Lines with the word "mybatisutils" in them are the ones to copy from the records.

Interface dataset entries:
################

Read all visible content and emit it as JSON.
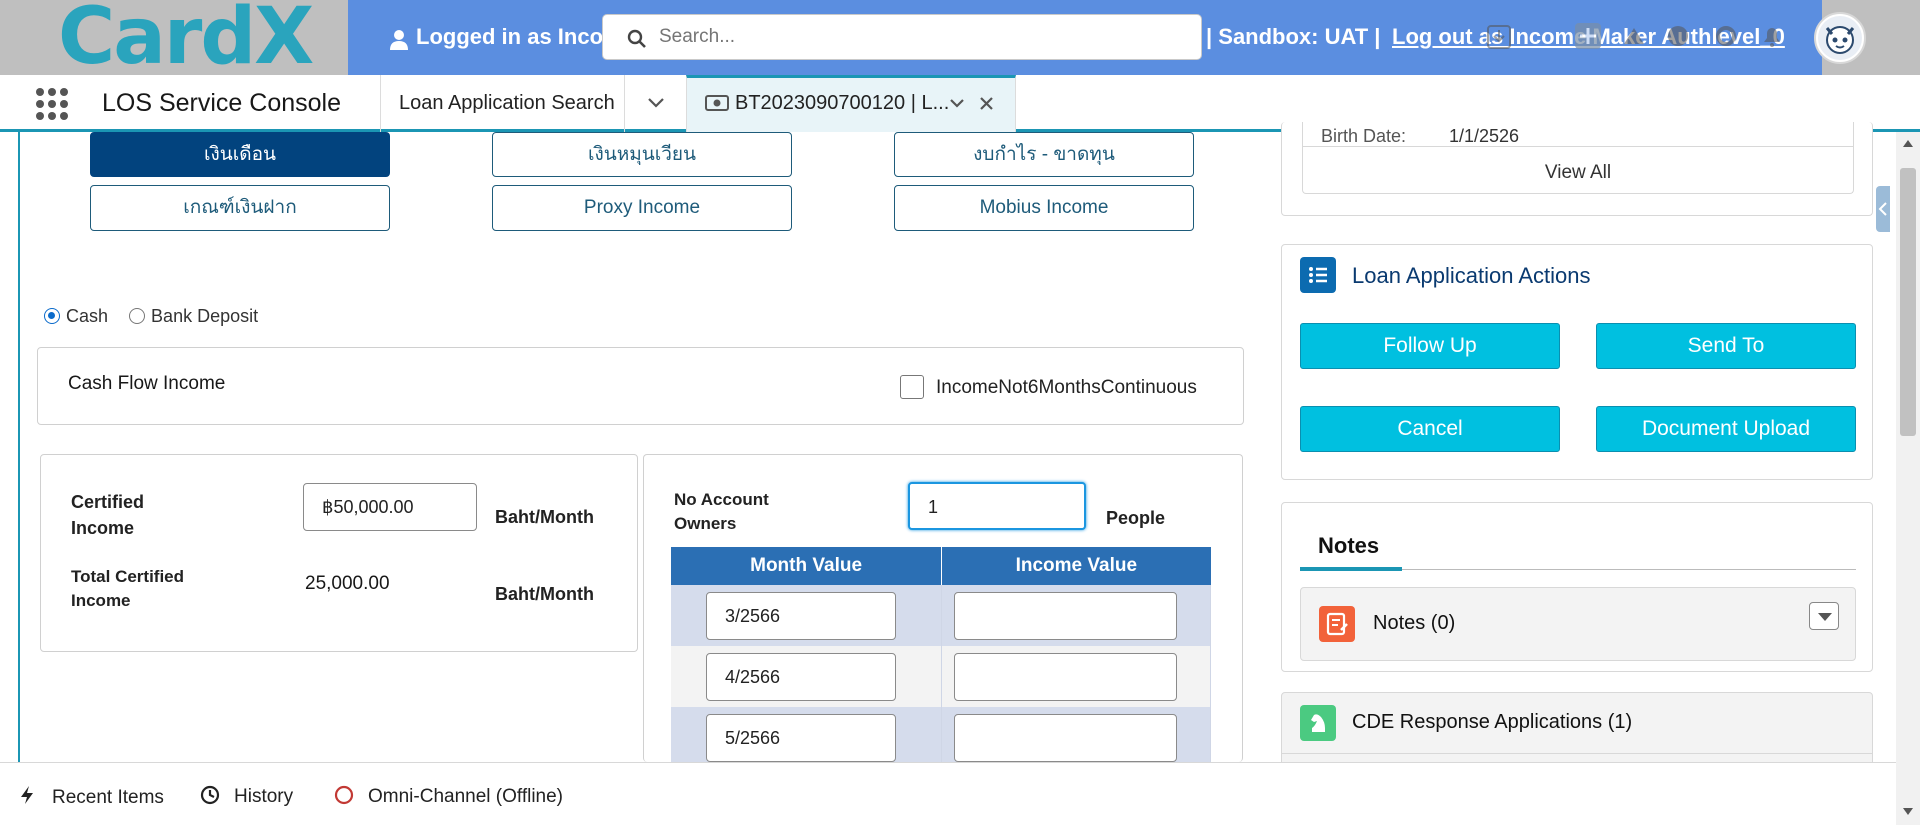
{
  "banner": {
    "logo": "CardX",
    "logged_in": "Logged in as Inco",
    "sandbox": "| Sandbox: UAT |",
    "logout": "Log out as Income Maker Authlevel_0",
    "search_placeholder": "Search..."
  },
  "nav": {
    "app_name": "LOS Service Console",
    "tabs": [
      {
        "label": "Loan Application Search"
      },
      {
        "label": "BT2023090700120 | L..."
      }
    ]
  },
  "income_buttons": [
    "เงินเดือน",
    "เงินหมุนเวียน",
    "งบกำไร - ขาดทุน",
    "เกณฑ์เงินฝาก",
    "Proxy Income",
    "Mobius Income"
  ],
  "income_type": {
    "options": [
      "Cash",
      "Bank Deposit"
    ],
    "selected": "Cash"
  },
  "cash_flow": {
    "title": "Cash Flow Income",
    "checkbox_label": "IncomeNot6MonthsContinuous"
  },
  "certified": {
    "certified_label": "Certified Income",
    "certified_value": "฿50,000.00",
    "unit": "Baht/Month",
    "total_label": "Total Certified Income",
    "total_value": "25,000.00"
  },
  "account_owners": {
    "label": "No Account Owners",
    "value": "1",
    "unit": "People"
  },
  "month_table": {
    "headers": [
      "Month Value",
      "Income Value"
    ],
    "rows": [
      {
        "month": "3/2566",
        "income": ""
      },
      {
        "month": "4/2566",
        "income": ""
      },
      {
        "month": "5/2566",
        "income": ""
      }
    ]
  },
  "customer_card": {
    "birth_label": "Birth Date:",
    "birth_value": "1/1/2526",
    "view_all": "View All"
  },
  "actions": {
    "title": "Loan Application Actions",
    "buttons": [
      "Follow Up",
      "Send To",
      "Cancel",
      "Document Upload"
    ]
  },
  "notes": {
    "tab": "Notes",
    "item": "Notes (0)"
  },
  "cde": {
    "title": "CDE Response Applications (1)"
  },
  "utility": {
    "recent": "Recent Items",
    "history": "History",
    "omni": "Omni-Channel (Offline)"
  },
  "colors": {
    "brand": "#1b96b4",
    "action": "#00c0e0",
    "selected": "#02437e",
    "table_header": "#2b6fb4"
  }
}
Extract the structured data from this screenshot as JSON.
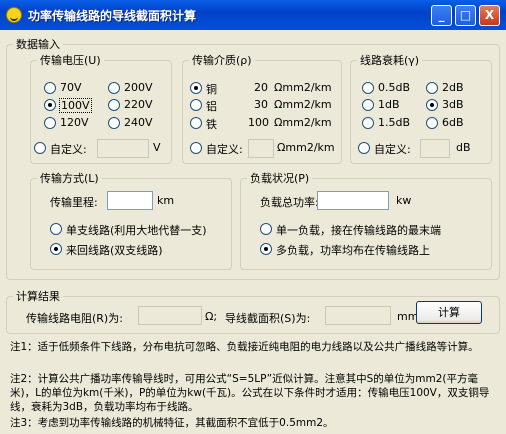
{
  "window": {
    "title": "功率传输线路的导线截面积计算",
    "minimize": "_",
    "maximize": "□",
    "close": "X"
  },
  "input_section": {
    "legend": "数据输入",
    "voltage": {
      "legend": "传输电压(U)",
      "options": [
        "70V",
        "100V",
        "120V",
        "200V",
        "220V",
        "240V"
      ],
      "selected": "100V",
      "custom_label": "自定义:",
      "custom_value": "",
      "custom_unit": "V"
    },
    "medium": {
      "legend": "传输介质(ρ)",
      "options": [
        {
          "name": "铜",
          "value": "20",
          "unit": "Ωmm2/km"
        },
        {
          "name": "铝",
          "value": "30",
          "unit": "Ωmm2/km"
        },
        {
          "name": "铁",
          "value": "100",
          "unit": "Ωmm2/km"
        }
      ],
      "selected": "铜",
      "custom_label": "自定义:",
      "custom_value": "",
      "custom_unit": "Ωmm2/km"
    },
    "attenuation": {
      "legend": "线路衰耗(γ)",
      "options": [
        "0.5dB",
        "1dB",
        "1.5dB",
        "2dB",
        "3dB",
        "6dB"
      ],
      "selected": "3dB",
      "custom_label": "自定义:",
      "custom_value": "",
      "custom_unit": "dB"
    },
    "method": {
      "legend": "传输方式(L)",
      "distance_label": "传输里程:",
      "distance_value": "",
      "distance_unit": "km",
      "options": [
        "单支线路(利用大地代替一支)",
        "来回线路(双支线路)"
      ],
      "selected": "来回线路(双支线路)"
    },
    "load": {
      "legend": "负载状况(P)",
      "power_label": "负载总功率:",
      "power_value": "",
      "power_unit": "kw",
      "options": [
        "单一负载，接在传输线路的最末端",
        "多负载，功率均布在传输线路上"
      ],
      "selected": "多负载，功率均布在传输线路上"
    }
  },
  "result_section": {
    "legend": "计算结果",
    "resistance_label": "传输线路电阻(R)为:",
    "resistance_value": "",
    "resistance_unit": "Ω;",
    "area_label": "导线截面积(S)为:",
    "area_value": "",
    "area_unit": "mm2",
    "calc_button": "计算"
  },
  "notes": [
    "注1：适于低频条件下线路，分布电抗可忽略、负载接近纯电阻的电力线路以及公共广播线路等计算。",
    "注2：计算公共广播功率传输导线时，可用公式“S=5LP”近似计算。注意其中S的单位为mm2(平方毫米)，L的单位为km(千米)，P的单位为kw(千瓦)。公式在以下条件时才适用：传输电压100V，双支铜导线，衰耗为3dB，负载功率均布于线路。",
    "注3：考虑到功率传输线路的机械特征，其截面积不宜低于0.5mm2。"
  ]
}
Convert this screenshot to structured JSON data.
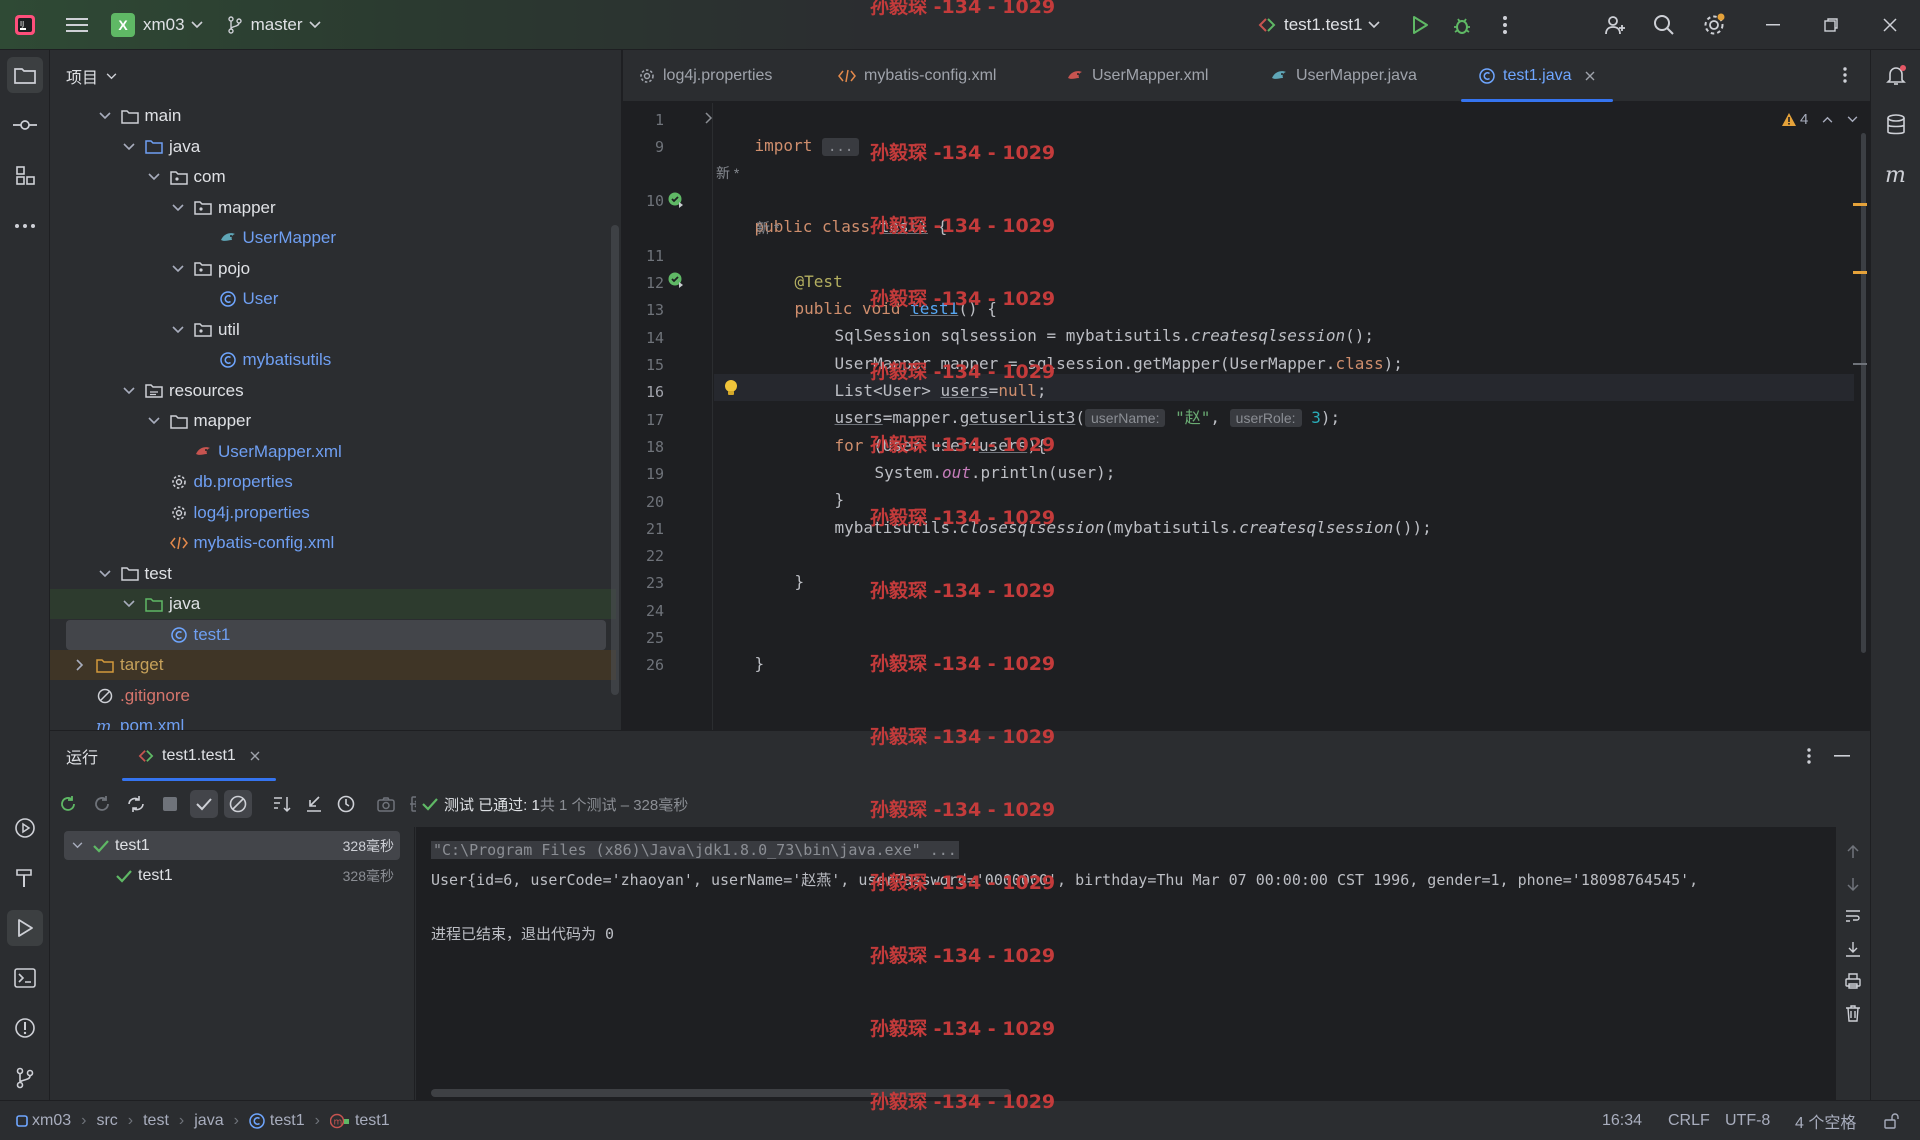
{
  "titlebar": {
    "project_badge": "X",
    "project_name": "xm03",
    "branch": "master",
    "run_config": "test1.test1"
  },
  "project_panel": {
    "title": "项目",
    "tree": [
      {
        "label": "main",
        "kind": "folder",
        "depth": 2,
        "expanded": true
      },
      {
        "label": "java",
        "kind": "src-folder",
        "depth": 3,
        "expanded": true
      },
      {
        "label": "com",
        "kind": "package",
        "depth": 4,
        "expanded": true
      },
      {
        "label": "mapper",
        "kind": "package",
        "depth": 5,
        "expanded": true
      },
      {
        "label": "UserMapper",
        "kind": "mapper-interface",
        "depth": 6
      },
      {
        "label": "pojo",
        "kind": "package",
        "depth": 5,
        "expanded": true
      },
      {
        "label": "User",
        "kind": "class",
        "depth": 6
      },
      {
        "label": "util",
        "kind": "package",
        "depth": 5,
        "expanded": true
      },
      {
        "label": "mybatisutils",
        "kind": "class",
        "depth": 6
      },
      {
        "label": "resources",
        "kind": "res-folder",
        "depth": 3,
        "expanded": true
      },
      {
        "label": "mapper",
        "kind": "folder",
        "depth": 4,
        "expanded": true
      },
      {
        "label": "UserMapper.xml",
        "kind": "mapper-xml",
        "depth": 5
      },
      {
        "label": "db.properties",
        "kind": "properties",
        "depth": 4
      },
      {
        "label": "log4j.properties",
        "kind": "properties",
        "depth": 4
      },
      {
        "label": "mybatis-config.xml",
        "kind": "xml",
        "depth": 4
      },
      {
        "label": "test",
        "kind": "folder",
        "depth": 2,
        "expanded": true
      },
      {
        "label": "java",
        "kind": "test-folder",
        "depth": 3,
        "expanded": true
      },
      {
        "label": "test1",
        "kind": "class",
        "depth": 4,
        "selected": true
      },
      {
        "label": "target",
        "kind": "excluded-folder",
        "depth": 1,
        "expanded": false
      },
      {
        "label": ".gitignore",
        "kind": "ignore",
        "depth": 1
      },
      {
        "label": "pom.xml",
        "kind": "maven",
        "depth": 1
      }
    ]
  },
  "editor_tabs": [
    {
      "label": "log4j.properties",
      "icon": "gear-icon"
    },
    {
      "label": "mybatis-config.xml",
      "icon": "xml-icon"
    },
    {
      "label": "UserMapper.xml",
      "icon": "mapper-xml-icon"
    },
    {
      "label": "UserMapper.java",
      "icon": "mapper-icon"
    },
    {
      "label": "test1.java",
      "icon": "class-icon",
      "active": true
    }
  ],
  "editor": {
    "warning_count": "4",
    "new_hint": "新 *",
    "line_numbers": [
      "1",
      "9",
      "10",
      "11",
      "12",
      "13",
      "14",
      "15",
      "16",
      "17",
      "18",
      "19",
      "20",
      "21",
      "22",
      "23",
      "24",
      "25",
      "26"
    ],
    "code": {
      "import_kw": "import",
      "import_fold": "...",
      "class_decl_kw": "public class",
      "class_name": "test1",
      "brace_open": " {",
      "annotation": "@Test",
      "method_kw": "public void",
      "method_name": "test1",
      "method_tail": "() {",
      "l13_a": "SqlSession sqlsession = mybatisutils.",
      "l13_b": "createsqlsession",
      "l13_c": "();",
      "l14_a": "UserMapper mapper = sqlsession.getMapper(UserMapper.",
      "l14_b": "class",
      "l14_c": ");",
      "l15_a": "List<User> ",
      "l15_b": "users",
      "l15_c": "=",
      "l15_d": "null",
      "l15_e": ";",
      "l16_a": "users",
      "l16_b": "=mapper.",
      "l16_c": "getuserlist3",
      "l16_d": "(",
      "l16_hint1": "userName:",
      "l16_str": "\"赵\"",
      "l16_comma": ", ",
      "l16_hint2": "userRole:",
      "l16_num": "3",
      "l16_end": ");",
      "l17_a": "for",
      "l17_b": " (User user:",
      "l17_c": "users",
      "l17_d": "){",
      "l18_a": "System.",
      "l18_b": "out",
      "l18_c": ".println(user);",
      "l19": "}",
      "l20_a": "mybatisutils.",
      "l20_b": "closesqlsession",
      "l20_c": "(mybatisutils.",
      "l20_d": "createsqlsession",
      "l20_e": "());",
      "l22": "}",
      "l25": "}"
    }
  },
  "run_panel": {
    "title": "运行",
    "tab_label": "test1.test1",
    "tests": [
      {
        "label": "test1",
        "time": "328毫秒"
      },
      {
        "label": "test1",
        "time": "328毫秒"
      }
    ],
    "status_pass": "测试 已通过: 1",
    "status_detail": "共 1 个测试 – 328毫秒",
    "console": [
      "\"C:\\Program Files (x86)\\Java\\jdk1.8.0_73\\bin\\java.exe\" ...",
      "User{id=6, userCode='zhaoyan', userName='赵燕', userPassword='0000000', birthday=Thu Mar 07 00:00:00 CST 1996, gender=1, phone='18098764545',",
      "",
      "进程已结束，退出代码为 0"
    ]
  },
  "statusbar": {
    "crumbs": [
      "xm03",
      "src",
      "test",
      "java",
      "test1",
      "test1"
    ],
    "position": "16:34",
    "line_sep": "CRLF",
    "encoding": "UTF-8",
    "indent": "4 个空格"
  },
  "watermark": "孙毅琛 -134 - 1029",
  "colors": {
    "accent": "#3574f0",
    "pass_green": "#5fb865",
    "watermark_red": "#c43b3b"
  }
}
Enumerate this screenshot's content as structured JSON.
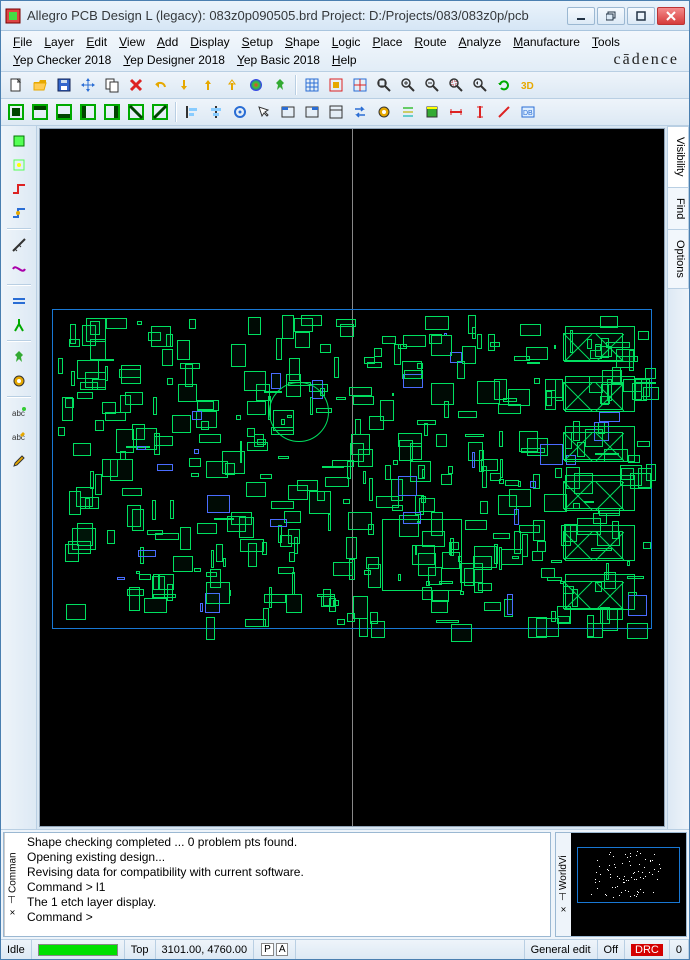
{
  "title": "Allegro PCB Design L (legacy): 083z0p090505.brd   Project: D:/Projects/083/083z0p/pcb",
  "menu": [
    "File",
    "Layer",
    "Edit",
    "View",
    "Add",
    "Display",
    "Setup",
    "Shape",
    "Logic",
    "Place",
    "Route",
    "Analyze",
    "Manufacture",
    "Tools",
    "Yep Checker 2018",
    "Yep Designer 2018",
    "Yep Basic 2018",
    "Help"
  ],
  "brand": "cādence",
  "right_tabs": [
    "Visibility",
    "Find",
    "Options"
  ],
  "console_label": "Comman",
  "console_lines": [
    "Shape checking completed ... 0 problem pts found.",
    "Opening existing design...",
    "Revising data for compatibility with current software.",
    "Command > l1",
    "The 1 etch layer display.",
    "Command >"
  ],
  "worldview_label": "WorldVi",
  "status": {
    "state": "Idle",
    "layer": "Top",
    "coords": "3101.00, 4760.00",
    "p": "P",
    "a": "A",
    "mode": "General edit",
    "onoff": "Off",
    "drc": "DRC",
    "count": "0"
  },
  "toolbar1_tips": [
    "new",
    "open",
    "save",
    "move-tool",
    "copy-tool",
    "delete",
    "undo",
    "redo-down",
    "redo-up",
    "redo-hollow",
    "color",
    "pin",
    "sep",
    "grid",
    "highlight",
    "cross-probe",
    "zoom-fit",
    "zoom-in",
    "zoom-out",
    "zoom-window",
    "zoom-prev",
    "refresh",
    "3d-view"
  ],
  "toolbar2_tips": [
    "layer-all",
    "layer-top",
    "layer-bot",
    "layer-gnd",
    "layer-pwr",
    "layer-1",
    "layer-2",
    "sep",
    "align-left",
    "align-center-h",
    "align-right",
    "select",
    "tab-left",
    "tab-right",
    "panel",
    "swap",
    "via",
    "stackup",
    "film",
    "dim-h",
    "dim-v",
    "dim-diag",
    "odb"
  ],
  "vtool_tips": [
    "place",
    "place-manual",
    "route",
    "route-edit",
    "sep",
    "measure",
    "tline",
    "sep",
    "diffpair",
    "split",
    "sep",
    "pin",
    "via",
    "sep",
    "text-abc",
    "text-abc-edit",
    "edit-pen"
  ]
}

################

**Exercise response**
        "label": "mybatisutils",
      "l13_a": "SqlSession sqlsession = mybatisutils.",
      "l20_a": "mybatisutils.",
      "l20_c": "(mybatisutils.",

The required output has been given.